**What to produce:** Return an exact copy of the entries, skipping any picture you find.

**Data records:**
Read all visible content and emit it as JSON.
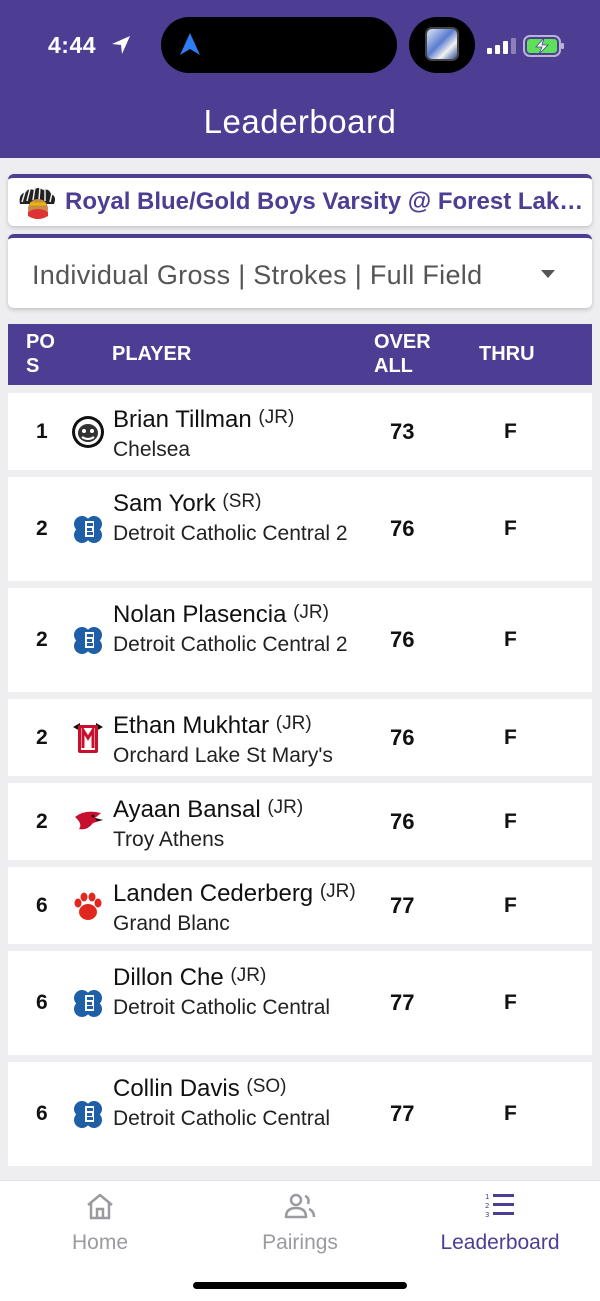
{
  "status_bar": {
    "time": "4:44"
  },
  "header": {
    "title": "Leaderboard"
  },
  "event": {
    "title": "Royal Blue/Gold Boys Varsity @ Forest Lake CC"
  },
  "filter": {
    "value": "Individual Gross | Strokes | Full Field"
  },
  "table": {
    "headers": {
      "pos": "POS",
      "player": "PLAYER",
      "overall": "OVERALL",
      "thru": "THRU"
    },
    "rows": [
      {
        "pos": "1",
        "name": "Brian Tillman",
        "class": "(JR)",
        "team": "Chelsea",
        "score": "73",
        "thru": "F",
        "logo": "bulldog-logo-icon"
      },
      {
        "pos": "2",
        "name": "Sam York",
        "class": "(SR)",
        "team": "Detroit Catholic Central 2",
        "score": "76",
        "thru": "F",
        "logo": "shamrock-logo-icon"
      },
      {
        "pos": "2",
        "name": "Nolan Plasencia",
        "class": "(JR)",
        "team": "Detroit Catholic Central 2",
        "score": "76",
        "thru": "F",
        "logo": "shamrock-logo-icon"
      },
      {
        "pos": "2",
        "name": "Ethan Mukhtar",
        "class": "(JR)",
        "team": "Orchard Lake St Mary's",
        "score": "76",
        "thru": "F",
        "logo": "eaglet-logo-icon"
      },
      {
        "pos": "2",
        "name": "Ayaan Bansal",
        "class": "(JR)",
        "team": "Troy Athens",
        "score": "76",
        "thru": "F",
        "logo": "redhawk-logo-icon"
      },
      {
        "pos": "6",
        "name": "Landen Cederberg",
        "class": "(JR)",
        "team": "Grand Blanc",
        "score": "77",
        "thru": "F",
        "logo": "paw-logo-icon"
      },
      {
        "pos": "6",
        "name": "Dillon Che",
        "class": "(JR)",
        "team": "Detroit Catholic Central",
        "score": "77",
        "thru": "F",
        "logo": "shamrock-logo-icon"
      },
      {
        "pos": "6",
        "name": "Collin Davis",
        "class": "(SO)",
        "team": "Detroit Catholic Central",
        "score": "77",
        "thru": "F",
        "logo": "shamrock-logo-icon"
      }
    ]
  },
  "bottom_nav": [
    {
      "label": "Home",
      "icon": "home-icon",
      "active": false
    },
    {
      "label": "Pairings",
      "icon": "users-icon",
      "active": false
    },
    {
      "label": "Leaderboard",
      "icon": "list-icon",
      "active": true
    }
  ],
  "colors": {
    "brand": "#4d3e93",
    "nav_inactive": "#9a9aa0",
    "background": "#eeeef1"
  }
}
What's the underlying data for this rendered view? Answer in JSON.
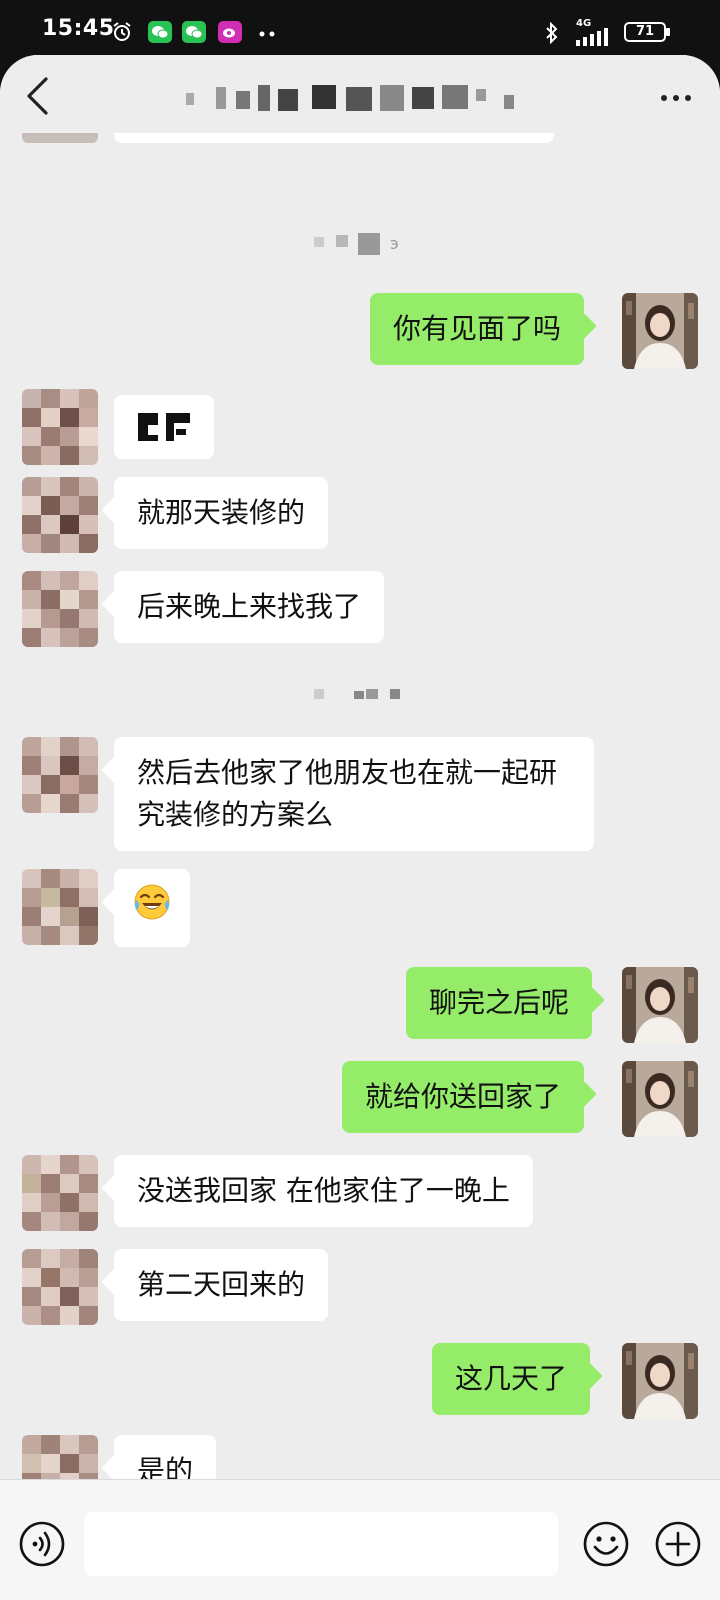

**Exercise answer:**
Read all visible content and emit it as JSON.
{
  "status_bar": {
    "time": "4:44"
  },
  "header": {
    "title": "Leaderboard"
  },
  "event": {
    "title": "Royal Blue/Gold Boys Varsity @ Forest Lake CC"
  },
  "filter": {
    "value": "Individual Gross | Strokes | Full Field"
  },
  "table": {
    "headers": {
      "pos": "POS",
      "player": "PLAYER",
      "overall": "OVERALL",
      "thru": "THRU"
    },
    "rows": [
      {
        "pos": "1",
        "name": "Brian Tillman",
        "class": "(JR)",
        "team": "Chelsea",
        "score": "73",
        "thru": "F",
        "logo": "bulldog-logo-icon"
      },
      {
        "pos": "2",
        "name": "Sam York",
        "class": "(SR)",
        "team": "Detroit Catholic Central 2",
        "score": "76",
        "thru": "F",
        "logo": "shamrock-logo-icon"
      },
      {
        "pos": "2",
        "name": "Nolan Plasencia",
        "class": "(JR)",
        "team": "Detroit Catholic Central 2",
        "score": "76",
        "thru": "F",
        "logo": "shamrock-logo-icon"
      },
      {
        "pos": "2",
        "name": "Ethan Mukhtar",
        "class": "(JR)",
        "team": "Orchard Lake St Mary's",
        "score": "76",
        "thru": "F",
        "logo": "eaglet-logo-icon"
      },
      {
        "pos": "2",
        "name": "Ayaan Bansal",
        "class": "(JR)",
        "team": "Troy Athens",
        "score": "76",
        "thru": "F",
        "logo": "redhawk-logo-icon"
      },
      {
        "pos": "6",
        "name": "Landen Cederberg",
        "class": "(JR)",
        "team": "Grand Blanc",
        "score": "77",
        "thru": "F",
        "logo": "paw-logo-icon"
      },
      {
        "pos": "6",
        "name": "Dillon Che",
        "class": "(JR)",
        "team": "Detroit Catholic Central",
        "score": "77",
        "thru": "F",
        "logo": "shamrock-logo-icon"
      },
      {
        "pos": "6",
        "name": "Collin Davis",
        "class": "(SO)",
        "team": "Detroit Catholic Central",
        "score": "77",
        "thru": "F",
        "logo": "shamrock-logo-icon"
      }
    ]
  },
  "bottom_nav": [
    {
      "label": "Home",
      "icon": "home-icon",
      "active": false
    },
    {
      "label": "Pairings",
      "icon": "users-icon",
      "active": false
    },
    {
      "label": "Leaderboard",
      "icon": "list-icon",
      "active": true
    }
  ],
  "colors": {
    "brand": "#4d3e93",
    "nav_inactive": "#9a9aa0",
    "background": "#eeeef1"
  }
}
What's the underlying data for this rendered view? Answer in JSON.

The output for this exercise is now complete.